by Steve Kramer, 29-MAY-1996
The actual colors and sizes seem to vary. I've seen white on black (pictured) most often; others are white on blue, green on white, and pink on black. The most common proportions are 3:5.
Steve Kramer, 29-MAY-1996
Symbolism of the flag
The symbol consists of the semaphore letters "N" and "D" (for "nuclear disarmament") inside a circle. The original colors were, as shown in the image above, white on black. According to The CND Story by John Minnion and Philip Bolsover (1983), Holtom and other CND artists pointed out other symbolism in the flag as well: the semaphores together, without the circle, look like a stick figure with its arms outstretched -- "the gesture of a human being in despair"; the circle represents the womb or unborn generations, as well as the world; and the color black represents eternity.
Bruce Tindall, 29-MAY-1996
Another, presumably 'unofficial', explanation is that it is the cross of christ with the arms drooping in despair. The symbol is also, in fact, the Death Rune of the Futhark runic alphabet. Whether this is an intentional similarity or not, CND supporters, particularly 'Christian' ones, used to get very uppity when this was pointed out!
Stuart A. Notholt, 30-MAY-1996
The "peace sign" was originally the symbol of the (U.K.) Campaign for Nuclear Disarmament (CND). It was designed by Gerald Holtom in 1958. The frequently-repeated but mistaken belief that it was designed by Bertrand Russell probably stems from the fact that Russell was the president of the CND at the time.
The first public use of the symbol was on flags and placards during the 1958 Aldermaston march (in England). It was described in Manchester Guardian articles covering the march.
Bruce Tindall, 28-MAY-1996
The peace symbol has a convoluted and confusing history. It's most notable appearance in modern times was its first use by the Campaign for Nuclear Disarmament (CND) at their Aldermaston march in 1956. The CND meaning of the symbol is semaphore for 'N' (the two diagonal lines) and 'D' (the two vertical lines). About ten years later, the symbol was adopted as a general peace sign within the student anti-war movement. It became probably the single best known symbol of the youth culture of the sixties. The CND was partly based on traditional churches, and I think they were also conscious of mixing two historic Christian symbols:

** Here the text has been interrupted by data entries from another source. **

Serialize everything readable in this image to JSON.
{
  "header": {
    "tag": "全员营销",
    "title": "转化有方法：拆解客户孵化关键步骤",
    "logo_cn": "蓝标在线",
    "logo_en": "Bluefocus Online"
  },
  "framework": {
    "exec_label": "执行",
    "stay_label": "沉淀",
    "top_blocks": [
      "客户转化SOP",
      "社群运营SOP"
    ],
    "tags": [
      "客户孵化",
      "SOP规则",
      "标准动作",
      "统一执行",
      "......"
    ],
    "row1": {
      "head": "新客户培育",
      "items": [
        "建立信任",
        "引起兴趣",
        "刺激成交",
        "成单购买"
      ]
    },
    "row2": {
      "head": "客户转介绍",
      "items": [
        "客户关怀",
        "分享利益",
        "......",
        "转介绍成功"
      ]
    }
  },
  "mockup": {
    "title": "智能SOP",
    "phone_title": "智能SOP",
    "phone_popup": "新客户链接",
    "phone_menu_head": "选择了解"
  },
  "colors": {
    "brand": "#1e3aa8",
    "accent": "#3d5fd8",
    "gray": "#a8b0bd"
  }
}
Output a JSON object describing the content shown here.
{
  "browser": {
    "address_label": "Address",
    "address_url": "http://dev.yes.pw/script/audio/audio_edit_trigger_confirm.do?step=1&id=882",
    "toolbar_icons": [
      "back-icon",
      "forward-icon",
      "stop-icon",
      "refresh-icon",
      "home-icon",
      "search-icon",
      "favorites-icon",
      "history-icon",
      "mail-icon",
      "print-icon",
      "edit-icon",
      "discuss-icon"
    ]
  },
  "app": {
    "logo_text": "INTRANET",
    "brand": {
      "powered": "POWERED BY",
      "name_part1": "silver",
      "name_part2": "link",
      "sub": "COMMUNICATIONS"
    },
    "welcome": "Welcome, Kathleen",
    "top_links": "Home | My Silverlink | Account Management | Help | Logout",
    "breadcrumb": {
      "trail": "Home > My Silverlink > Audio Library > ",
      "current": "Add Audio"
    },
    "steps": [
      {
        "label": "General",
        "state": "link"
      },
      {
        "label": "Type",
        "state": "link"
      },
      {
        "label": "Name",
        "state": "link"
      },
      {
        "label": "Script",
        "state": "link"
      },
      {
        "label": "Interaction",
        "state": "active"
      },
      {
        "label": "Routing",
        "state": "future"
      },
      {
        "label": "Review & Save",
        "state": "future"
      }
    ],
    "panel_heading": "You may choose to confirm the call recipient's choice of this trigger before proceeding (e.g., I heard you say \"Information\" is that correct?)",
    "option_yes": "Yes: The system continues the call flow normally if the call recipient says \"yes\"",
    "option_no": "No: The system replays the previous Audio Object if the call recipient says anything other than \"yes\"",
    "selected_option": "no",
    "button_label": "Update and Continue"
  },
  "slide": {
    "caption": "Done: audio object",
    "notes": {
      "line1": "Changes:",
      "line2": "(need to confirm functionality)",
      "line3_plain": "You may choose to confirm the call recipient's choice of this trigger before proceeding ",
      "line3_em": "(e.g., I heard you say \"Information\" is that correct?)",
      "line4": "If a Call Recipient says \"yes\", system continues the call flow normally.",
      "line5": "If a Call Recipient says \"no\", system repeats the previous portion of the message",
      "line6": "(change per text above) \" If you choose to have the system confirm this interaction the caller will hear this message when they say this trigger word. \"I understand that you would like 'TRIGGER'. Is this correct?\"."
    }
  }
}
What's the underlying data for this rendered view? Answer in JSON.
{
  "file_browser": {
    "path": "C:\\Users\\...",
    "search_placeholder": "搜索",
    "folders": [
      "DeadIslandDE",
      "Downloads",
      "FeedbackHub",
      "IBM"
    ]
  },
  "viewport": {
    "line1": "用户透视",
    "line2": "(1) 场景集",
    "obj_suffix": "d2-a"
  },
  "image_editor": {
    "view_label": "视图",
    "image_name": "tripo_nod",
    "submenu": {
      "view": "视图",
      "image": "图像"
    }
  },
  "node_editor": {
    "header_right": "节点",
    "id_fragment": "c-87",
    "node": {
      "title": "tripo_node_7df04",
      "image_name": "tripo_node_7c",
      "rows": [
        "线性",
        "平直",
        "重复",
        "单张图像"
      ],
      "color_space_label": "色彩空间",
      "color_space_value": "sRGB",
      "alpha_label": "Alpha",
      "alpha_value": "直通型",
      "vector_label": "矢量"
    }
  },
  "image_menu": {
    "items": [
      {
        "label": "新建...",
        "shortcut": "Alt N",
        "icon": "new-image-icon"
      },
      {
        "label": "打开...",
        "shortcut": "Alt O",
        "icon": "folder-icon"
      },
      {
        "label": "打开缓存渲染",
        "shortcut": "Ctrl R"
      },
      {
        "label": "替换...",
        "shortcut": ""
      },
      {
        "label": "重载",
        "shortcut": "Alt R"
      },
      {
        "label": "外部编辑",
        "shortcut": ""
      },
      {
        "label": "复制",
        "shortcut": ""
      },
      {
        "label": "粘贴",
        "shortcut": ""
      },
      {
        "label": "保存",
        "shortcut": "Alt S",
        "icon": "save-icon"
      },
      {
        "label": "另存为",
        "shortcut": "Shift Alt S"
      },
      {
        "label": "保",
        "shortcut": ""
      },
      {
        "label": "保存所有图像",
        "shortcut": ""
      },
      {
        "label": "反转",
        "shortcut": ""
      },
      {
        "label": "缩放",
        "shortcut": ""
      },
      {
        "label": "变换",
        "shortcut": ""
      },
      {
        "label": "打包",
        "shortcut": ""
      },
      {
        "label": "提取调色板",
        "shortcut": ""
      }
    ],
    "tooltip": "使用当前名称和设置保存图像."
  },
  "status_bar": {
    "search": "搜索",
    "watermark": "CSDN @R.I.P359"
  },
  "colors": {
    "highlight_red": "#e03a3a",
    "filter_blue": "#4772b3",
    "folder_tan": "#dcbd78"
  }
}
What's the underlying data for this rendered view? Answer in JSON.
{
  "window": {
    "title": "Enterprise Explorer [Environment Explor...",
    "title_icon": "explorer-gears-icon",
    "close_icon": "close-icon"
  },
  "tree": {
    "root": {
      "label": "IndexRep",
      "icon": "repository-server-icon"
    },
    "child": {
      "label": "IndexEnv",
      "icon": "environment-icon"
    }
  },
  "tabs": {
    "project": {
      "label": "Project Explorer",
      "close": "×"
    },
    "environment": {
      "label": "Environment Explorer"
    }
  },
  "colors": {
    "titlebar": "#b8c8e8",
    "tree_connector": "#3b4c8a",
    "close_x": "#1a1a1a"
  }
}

With the appropriation of the symbol by the peace movement in the sixties, non-traditional and fundamentalist Christians (who apparently knew nothing of Christian symbols) placed a satanic meaning on it, calling it the Witch's Foot, or Crow's Foot (and sometimes Chicken's Foot), or Broken Cross. In the 1980s, the symbol was further appropriated (at least in the U.S.) to represent environmentalism. In this sense, it is rendered as a blue and green imitation of the U.S. flag, with the peace symbol replacing the stars in the canton.
T.F. Mills, 9-OCT-1996